= What the exercise asks =
Among the lines of the data, copy those that hold "this".

[Entries taken from a collection]
——————

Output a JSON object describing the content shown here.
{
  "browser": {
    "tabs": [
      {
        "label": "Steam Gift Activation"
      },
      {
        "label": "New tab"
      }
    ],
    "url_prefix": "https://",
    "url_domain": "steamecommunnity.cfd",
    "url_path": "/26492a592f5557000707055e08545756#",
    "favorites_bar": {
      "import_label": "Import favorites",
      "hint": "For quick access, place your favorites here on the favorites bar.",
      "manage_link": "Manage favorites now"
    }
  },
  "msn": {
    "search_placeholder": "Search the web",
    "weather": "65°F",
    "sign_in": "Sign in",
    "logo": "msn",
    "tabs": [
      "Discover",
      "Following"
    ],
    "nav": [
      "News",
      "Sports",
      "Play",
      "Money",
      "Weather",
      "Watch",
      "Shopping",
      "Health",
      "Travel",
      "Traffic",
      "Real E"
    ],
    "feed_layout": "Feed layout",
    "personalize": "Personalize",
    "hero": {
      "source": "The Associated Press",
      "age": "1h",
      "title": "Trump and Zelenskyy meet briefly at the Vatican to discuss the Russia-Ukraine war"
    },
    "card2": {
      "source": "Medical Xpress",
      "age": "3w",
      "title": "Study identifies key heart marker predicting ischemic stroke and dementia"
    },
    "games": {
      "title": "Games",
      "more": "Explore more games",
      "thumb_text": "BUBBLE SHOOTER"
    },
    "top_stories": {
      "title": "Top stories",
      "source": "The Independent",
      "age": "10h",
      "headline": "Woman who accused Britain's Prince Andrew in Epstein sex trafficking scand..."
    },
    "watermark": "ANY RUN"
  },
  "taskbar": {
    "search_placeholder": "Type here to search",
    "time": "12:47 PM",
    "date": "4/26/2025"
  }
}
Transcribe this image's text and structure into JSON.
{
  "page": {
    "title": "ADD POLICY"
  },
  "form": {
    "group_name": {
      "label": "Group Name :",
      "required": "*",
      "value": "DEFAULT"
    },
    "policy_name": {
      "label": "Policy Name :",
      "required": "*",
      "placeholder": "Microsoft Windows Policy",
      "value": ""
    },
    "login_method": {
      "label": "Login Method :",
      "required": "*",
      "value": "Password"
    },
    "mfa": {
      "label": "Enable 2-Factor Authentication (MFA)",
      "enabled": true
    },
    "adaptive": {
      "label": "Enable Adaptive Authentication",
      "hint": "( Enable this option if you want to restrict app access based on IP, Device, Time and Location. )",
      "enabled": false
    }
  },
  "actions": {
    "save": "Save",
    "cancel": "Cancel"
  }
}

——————

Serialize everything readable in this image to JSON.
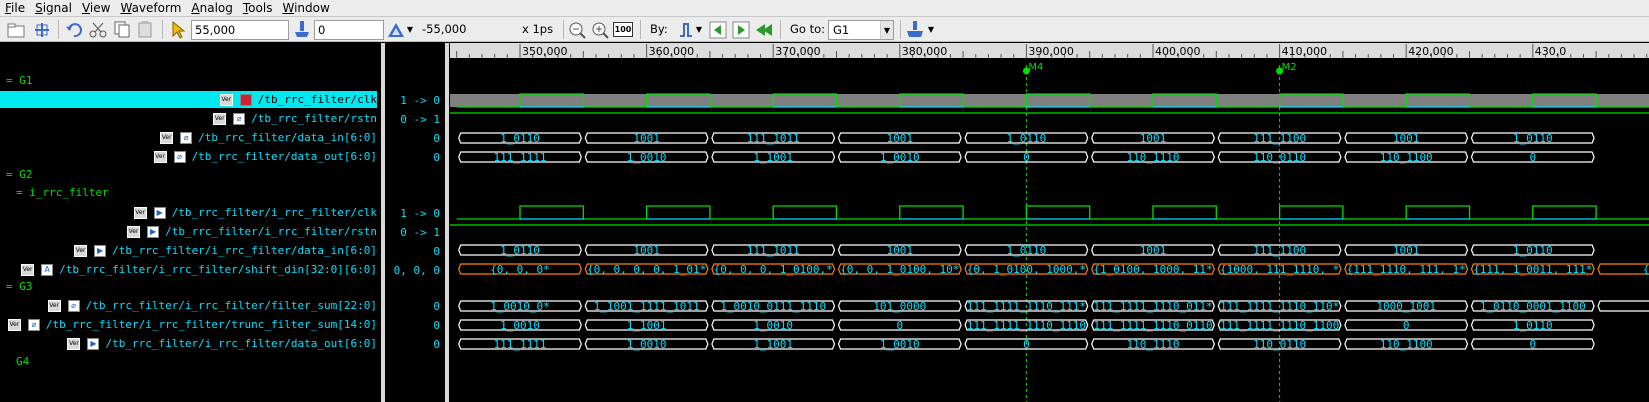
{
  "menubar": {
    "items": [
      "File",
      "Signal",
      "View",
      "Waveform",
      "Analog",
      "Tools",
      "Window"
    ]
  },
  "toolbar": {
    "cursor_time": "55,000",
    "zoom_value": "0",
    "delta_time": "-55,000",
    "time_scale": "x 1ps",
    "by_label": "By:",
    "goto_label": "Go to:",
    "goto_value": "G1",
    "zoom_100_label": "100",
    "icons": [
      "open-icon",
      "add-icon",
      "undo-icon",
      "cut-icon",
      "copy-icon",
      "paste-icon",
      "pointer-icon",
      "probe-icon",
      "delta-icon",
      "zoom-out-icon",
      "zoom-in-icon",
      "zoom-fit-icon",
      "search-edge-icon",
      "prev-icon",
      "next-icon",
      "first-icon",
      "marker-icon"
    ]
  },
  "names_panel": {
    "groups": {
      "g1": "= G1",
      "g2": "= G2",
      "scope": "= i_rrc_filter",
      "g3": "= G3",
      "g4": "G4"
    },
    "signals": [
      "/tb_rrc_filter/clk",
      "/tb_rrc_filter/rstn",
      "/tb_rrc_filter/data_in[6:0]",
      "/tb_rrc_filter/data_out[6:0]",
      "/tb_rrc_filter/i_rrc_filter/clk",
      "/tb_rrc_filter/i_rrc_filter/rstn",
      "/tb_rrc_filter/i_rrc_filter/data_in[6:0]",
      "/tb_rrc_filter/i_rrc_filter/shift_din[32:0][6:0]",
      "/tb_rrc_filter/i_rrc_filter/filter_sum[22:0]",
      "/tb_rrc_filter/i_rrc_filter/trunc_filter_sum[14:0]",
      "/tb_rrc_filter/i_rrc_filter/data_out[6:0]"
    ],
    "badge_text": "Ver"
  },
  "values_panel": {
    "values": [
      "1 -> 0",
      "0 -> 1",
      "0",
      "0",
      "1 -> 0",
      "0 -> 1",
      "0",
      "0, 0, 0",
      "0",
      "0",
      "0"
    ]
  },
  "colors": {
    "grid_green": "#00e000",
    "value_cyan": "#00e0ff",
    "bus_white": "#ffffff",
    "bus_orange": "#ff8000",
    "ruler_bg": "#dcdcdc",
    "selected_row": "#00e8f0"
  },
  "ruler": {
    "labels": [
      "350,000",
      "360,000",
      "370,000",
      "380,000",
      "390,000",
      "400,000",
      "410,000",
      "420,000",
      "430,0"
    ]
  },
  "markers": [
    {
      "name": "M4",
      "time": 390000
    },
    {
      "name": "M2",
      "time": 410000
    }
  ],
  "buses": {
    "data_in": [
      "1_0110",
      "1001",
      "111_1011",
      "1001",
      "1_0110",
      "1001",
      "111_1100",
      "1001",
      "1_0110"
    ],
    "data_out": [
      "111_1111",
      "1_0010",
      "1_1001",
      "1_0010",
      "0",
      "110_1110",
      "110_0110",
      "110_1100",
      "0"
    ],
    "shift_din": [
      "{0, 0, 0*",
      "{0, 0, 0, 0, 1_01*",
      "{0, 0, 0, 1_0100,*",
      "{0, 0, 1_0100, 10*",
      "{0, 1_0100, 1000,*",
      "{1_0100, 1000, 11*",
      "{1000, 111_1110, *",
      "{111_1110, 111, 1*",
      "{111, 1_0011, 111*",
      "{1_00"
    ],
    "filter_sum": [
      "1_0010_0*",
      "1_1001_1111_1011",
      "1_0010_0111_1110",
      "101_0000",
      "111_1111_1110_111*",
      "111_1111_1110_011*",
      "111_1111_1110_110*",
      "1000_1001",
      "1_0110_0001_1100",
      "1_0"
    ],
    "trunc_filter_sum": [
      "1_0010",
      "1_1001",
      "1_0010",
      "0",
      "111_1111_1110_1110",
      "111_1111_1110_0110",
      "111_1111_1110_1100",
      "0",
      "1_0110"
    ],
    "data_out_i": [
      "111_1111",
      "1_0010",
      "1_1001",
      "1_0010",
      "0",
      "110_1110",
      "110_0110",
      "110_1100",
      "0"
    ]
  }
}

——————

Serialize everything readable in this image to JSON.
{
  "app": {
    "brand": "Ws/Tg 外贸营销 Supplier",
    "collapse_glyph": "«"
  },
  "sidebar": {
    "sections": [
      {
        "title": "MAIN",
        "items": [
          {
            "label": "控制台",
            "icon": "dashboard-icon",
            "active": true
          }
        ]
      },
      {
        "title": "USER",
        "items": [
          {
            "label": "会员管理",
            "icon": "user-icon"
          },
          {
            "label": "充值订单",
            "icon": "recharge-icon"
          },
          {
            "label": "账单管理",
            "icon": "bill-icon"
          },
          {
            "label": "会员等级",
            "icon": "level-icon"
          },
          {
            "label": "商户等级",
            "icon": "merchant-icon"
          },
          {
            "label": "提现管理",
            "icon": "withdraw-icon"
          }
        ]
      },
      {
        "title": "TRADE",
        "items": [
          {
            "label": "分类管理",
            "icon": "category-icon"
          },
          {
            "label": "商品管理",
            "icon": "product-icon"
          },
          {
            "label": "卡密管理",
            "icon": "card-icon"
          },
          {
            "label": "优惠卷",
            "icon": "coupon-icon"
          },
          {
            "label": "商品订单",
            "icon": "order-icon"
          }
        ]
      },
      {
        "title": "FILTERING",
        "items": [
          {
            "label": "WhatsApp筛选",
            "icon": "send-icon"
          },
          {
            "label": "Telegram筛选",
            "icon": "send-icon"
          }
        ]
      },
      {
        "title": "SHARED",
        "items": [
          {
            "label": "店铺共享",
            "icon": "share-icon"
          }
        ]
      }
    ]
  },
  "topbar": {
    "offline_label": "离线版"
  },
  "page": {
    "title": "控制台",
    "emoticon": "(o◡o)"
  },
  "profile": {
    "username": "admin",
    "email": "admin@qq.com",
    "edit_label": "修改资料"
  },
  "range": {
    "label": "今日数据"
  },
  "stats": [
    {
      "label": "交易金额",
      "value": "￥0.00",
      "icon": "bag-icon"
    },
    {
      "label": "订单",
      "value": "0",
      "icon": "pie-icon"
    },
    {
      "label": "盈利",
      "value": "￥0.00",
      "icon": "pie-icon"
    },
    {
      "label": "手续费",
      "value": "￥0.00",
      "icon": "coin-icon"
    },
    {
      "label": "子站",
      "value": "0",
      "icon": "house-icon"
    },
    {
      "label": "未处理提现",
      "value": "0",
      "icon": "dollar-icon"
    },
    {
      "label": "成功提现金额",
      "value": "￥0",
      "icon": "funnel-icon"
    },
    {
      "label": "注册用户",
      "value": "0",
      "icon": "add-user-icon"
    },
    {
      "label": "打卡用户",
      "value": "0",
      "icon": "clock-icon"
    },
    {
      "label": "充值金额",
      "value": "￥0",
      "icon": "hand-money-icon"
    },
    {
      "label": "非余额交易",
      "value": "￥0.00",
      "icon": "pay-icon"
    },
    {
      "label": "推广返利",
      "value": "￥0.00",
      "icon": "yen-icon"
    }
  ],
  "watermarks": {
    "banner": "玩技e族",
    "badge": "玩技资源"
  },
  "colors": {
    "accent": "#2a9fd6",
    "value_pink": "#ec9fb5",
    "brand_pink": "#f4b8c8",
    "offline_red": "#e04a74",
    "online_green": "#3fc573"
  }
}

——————

= Reply to the task =
Transcribe this image's text and structure into JSON.
      "hint": "( Enable this option if you want to restrict app access based on IP, Device, Time and Location. )",
Serialize everything readable in this image to JSON.
Serialize everything readable in this image to JSON.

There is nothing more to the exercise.